TASK PROMPT
Could you copy the records below exactly, keeping none of the images?

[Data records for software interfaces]
* * * *

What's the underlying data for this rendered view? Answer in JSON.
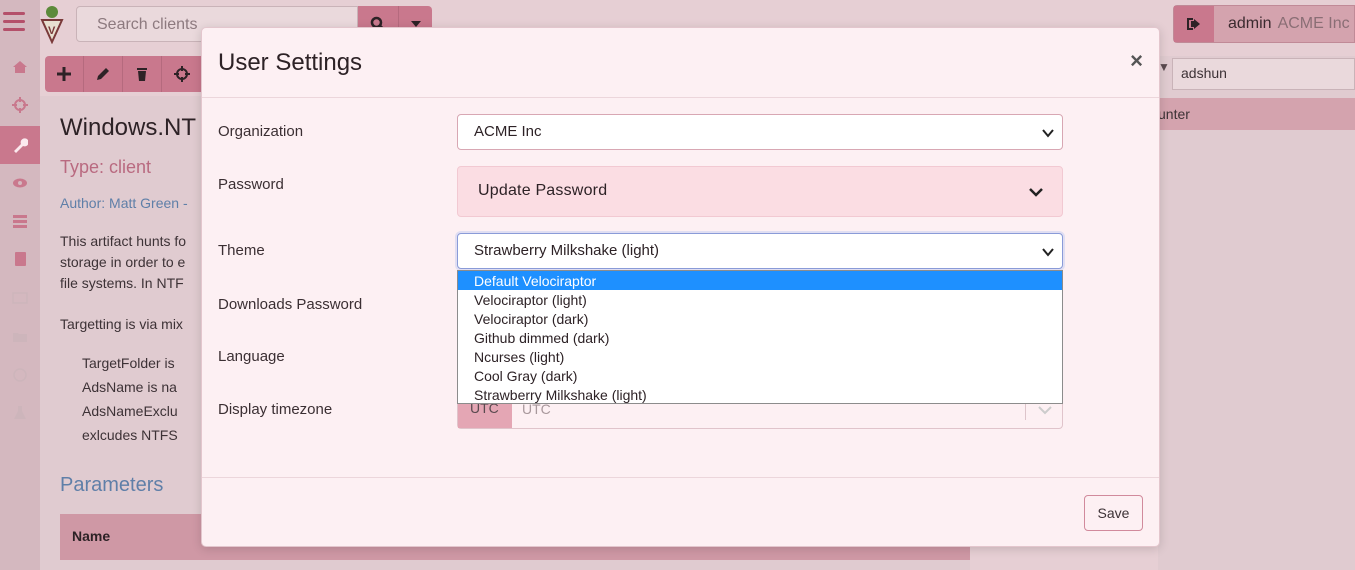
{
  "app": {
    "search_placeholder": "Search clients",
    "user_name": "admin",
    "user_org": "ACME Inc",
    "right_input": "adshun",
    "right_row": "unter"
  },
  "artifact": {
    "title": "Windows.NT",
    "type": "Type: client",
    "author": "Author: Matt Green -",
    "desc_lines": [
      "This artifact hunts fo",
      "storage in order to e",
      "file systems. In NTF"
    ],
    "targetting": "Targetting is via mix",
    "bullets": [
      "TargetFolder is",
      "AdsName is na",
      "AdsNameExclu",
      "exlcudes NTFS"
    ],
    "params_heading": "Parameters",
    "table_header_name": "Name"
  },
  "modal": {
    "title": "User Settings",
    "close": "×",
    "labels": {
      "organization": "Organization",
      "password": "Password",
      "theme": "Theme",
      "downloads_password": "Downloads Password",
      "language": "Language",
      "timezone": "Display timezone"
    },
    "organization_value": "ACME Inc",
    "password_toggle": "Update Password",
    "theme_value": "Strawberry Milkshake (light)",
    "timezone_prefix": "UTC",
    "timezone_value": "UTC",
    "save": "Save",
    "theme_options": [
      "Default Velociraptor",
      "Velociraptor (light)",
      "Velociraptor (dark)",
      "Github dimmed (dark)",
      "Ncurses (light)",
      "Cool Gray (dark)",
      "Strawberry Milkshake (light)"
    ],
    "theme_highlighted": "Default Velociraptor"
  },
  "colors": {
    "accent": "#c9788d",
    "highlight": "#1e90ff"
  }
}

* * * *

TASK RESPONSE
What's the underlying data for this rendered view? Answer in JSON.
{
  "app": {
    "search_placeholder": "Search clients",
    "user_name": "admin",
    "user_org": "ACME Inc",
    "right_input": "adshun",
    "right_row": "unter"
  },
  "artifact": {
    "title": "Windows.NT",
    "type": "Type: client",
    "author": "Author: Matt Green -",
    "desc_lines": [
      "This artifact hunts fo",
      "storage in order to e",
      "file systems. In NTF"
    ],
    "targetting": "Targetting is via mix",
    "bullets": [
      "TargetFolder is",
      "AdsName is na",
      "AdsNameExclu",
      "exlcudes NTFS"
    ],
    "params_heading": "Parameters",
    "table_header_name": "Name"
  },
  "modal": {
    "title": "User Settings",
    "close": "×",
    "labels": {
      "organization": "Organization",
      "password": "Password",
      "theme": "Theme",
      "downloads_password": "Downloads Password",
      "language": "Language",
      "timezone": "Display timezone"
    },
    "organization_value": "ACME Inc",
    "password_toggle": "Update Password",
    "theme_value": "Strawberry Milkshake (light)",
    "timezone_prefix": "UTC",
    "timezone_value": "UTC",
    "save": "Save",
    "theme_options": [
      "Default Velociraptor",
      "Velociraptor (light)",
      "Velociraptor (dark)",
      "Github dimmed (dark)",
      "Ncurses (light)",
      "Cool Gray (dark)",
      "Strawberry Milkshake (light)"
    ],
    "theme_highlighted": "Default Velociraptor"
  },
  "colors": {
    "accent": "#c9788d",
    "highlight": "#1e90ff"
  }
}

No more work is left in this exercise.